⟨

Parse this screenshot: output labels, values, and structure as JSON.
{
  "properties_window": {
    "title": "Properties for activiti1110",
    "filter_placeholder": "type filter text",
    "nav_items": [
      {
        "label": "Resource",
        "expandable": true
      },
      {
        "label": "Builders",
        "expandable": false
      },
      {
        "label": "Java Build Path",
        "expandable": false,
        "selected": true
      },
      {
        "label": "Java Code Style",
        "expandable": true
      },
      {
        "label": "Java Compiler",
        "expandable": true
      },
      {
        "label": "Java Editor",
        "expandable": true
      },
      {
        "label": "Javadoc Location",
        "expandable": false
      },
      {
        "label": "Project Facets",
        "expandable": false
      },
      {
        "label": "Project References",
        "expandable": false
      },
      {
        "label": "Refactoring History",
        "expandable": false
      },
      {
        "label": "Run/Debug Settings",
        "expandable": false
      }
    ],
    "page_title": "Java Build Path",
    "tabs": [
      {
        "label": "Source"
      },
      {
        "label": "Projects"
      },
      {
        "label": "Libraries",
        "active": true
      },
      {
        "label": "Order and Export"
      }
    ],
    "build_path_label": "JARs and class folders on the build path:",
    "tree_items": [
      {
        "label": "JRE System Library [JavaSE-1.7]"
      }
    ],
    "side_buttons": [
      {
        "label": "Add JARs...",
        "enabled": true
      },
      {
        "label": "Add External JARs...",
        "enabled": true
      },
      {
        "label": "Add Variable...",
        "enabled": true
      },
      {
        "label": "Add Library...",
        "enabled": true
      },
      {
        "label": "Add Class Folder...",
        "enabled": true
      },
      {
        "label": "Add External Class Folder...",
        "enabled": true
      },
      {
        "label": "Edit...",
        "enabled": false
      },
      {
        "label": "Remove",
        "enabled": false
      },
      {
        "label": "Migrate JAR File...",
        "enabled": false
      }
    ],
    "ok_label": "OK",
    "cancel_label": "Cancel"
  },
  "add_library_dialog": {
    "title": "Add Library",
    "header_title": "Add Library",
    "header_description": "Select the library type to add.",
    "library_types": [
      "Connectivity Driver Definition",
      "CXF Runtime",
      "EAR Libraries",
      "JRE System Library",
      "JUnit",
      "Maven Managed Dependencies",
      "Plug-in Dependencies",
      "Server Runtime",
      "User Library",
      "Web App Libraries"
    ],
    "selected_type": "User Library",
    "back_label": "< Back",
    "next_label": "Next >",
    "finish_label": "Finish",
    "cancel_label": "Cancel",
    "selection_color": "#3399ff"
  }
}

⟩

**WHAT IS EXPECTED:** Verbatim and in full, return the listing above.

**RESPONSE TO THE TASK:**
Parse this screenshot: output labels, values, and structure as JSON.
{
  "properties_window": {
    "title": "Properties for activiti1110",
    "filter_placeholder": "type filter text",
    "nav_items": [
      {
        "label": "Resource",
        "expandable": true
      },
      {
        "label": "Builders",
        "expandable": false
      },
      {
        "label": "Java Build Path",
        "expandable": false,
        "selected": true
      },
      {
        "label": "Java Code Style",
        "expandable": true
      },
      {
        "label": "Java Compiler",
        "expandable": true
      },
      {
        "label": "Java Editor",
        "expandable": true
      },
      {
        "label": "Javadoc Location",
        "expandable": false
      },
      {
        "label": "Project Facets",
        "expandable": false
      },
      {
        "label": "Project References",
        "expandable": false
      },
      {
        "label": "Refactoring History",
        "expandable": false
      },
      {
        "label": "Run/Debug Settings",
        "expandable": false
      }
    ],
    "page_title": "Java Build Path",
    "tabs": [
      {
        "label": "Source"
      },
      {
        "label": "Projects"
      },
      {
        "label": "Libraries",
        "active": true
      },
      {
        "label": "Order and Export"
      }
    ],
    "build_path_label": "JARs and class folders on the build path:",
    "tree_items": [
      {
        "label": "JRE System Library [JavaSE-1.7]"
      }
    ],
    "side_buttons": [
      {
        "label": "Add JARs...",
        "enabled": true
      },
      {
        "label": "Add External JARs...",
        "enabled": true
      },
      {
        "label": "Add Variable...",
        "enabled": true
      },
      {
        "label": "Add Library...",
        "enabled": true
      },
      {
        "label": "Add Class Folder...",
        "enabled": true
      },
      {
        "label": "Add External Class Folder...",
        "enabled": true
      },
      {
        "label": "Edit...",
        "enabled": false
      },
      {
        "label": "Remove",
        "enabled": false
      },
      {
        "label": "Migrate JAR File...",
        "enabled": false
      }
    ],
    "ok_label": "OK",
    "cancel_label": "Cancel"
  },
  "add_library_dialog": {
    "title": "Add Library",
    "header_title": "Add Library",
    "header_description": "Select the library type to add.",
    "library_types": [
      "Connectivity Driver Definition",
      "CXF Runtime",
      "EAR Libraries",
      "JRE System Library",
      "JUnit",
      "Maven Managed Dependencies",
      "Plug-in Dependencies",
      "Server Runtime",
      "User Library",
      "Web App Libraries"
    ],
    "selected_type": "User Library",
    "back_label": "< Back",
    "next_label": "Next >",
    "finish_label": "Finish",
    "cancel_label": "Cancel",
    "selection_color": "#3399ff"
  }
}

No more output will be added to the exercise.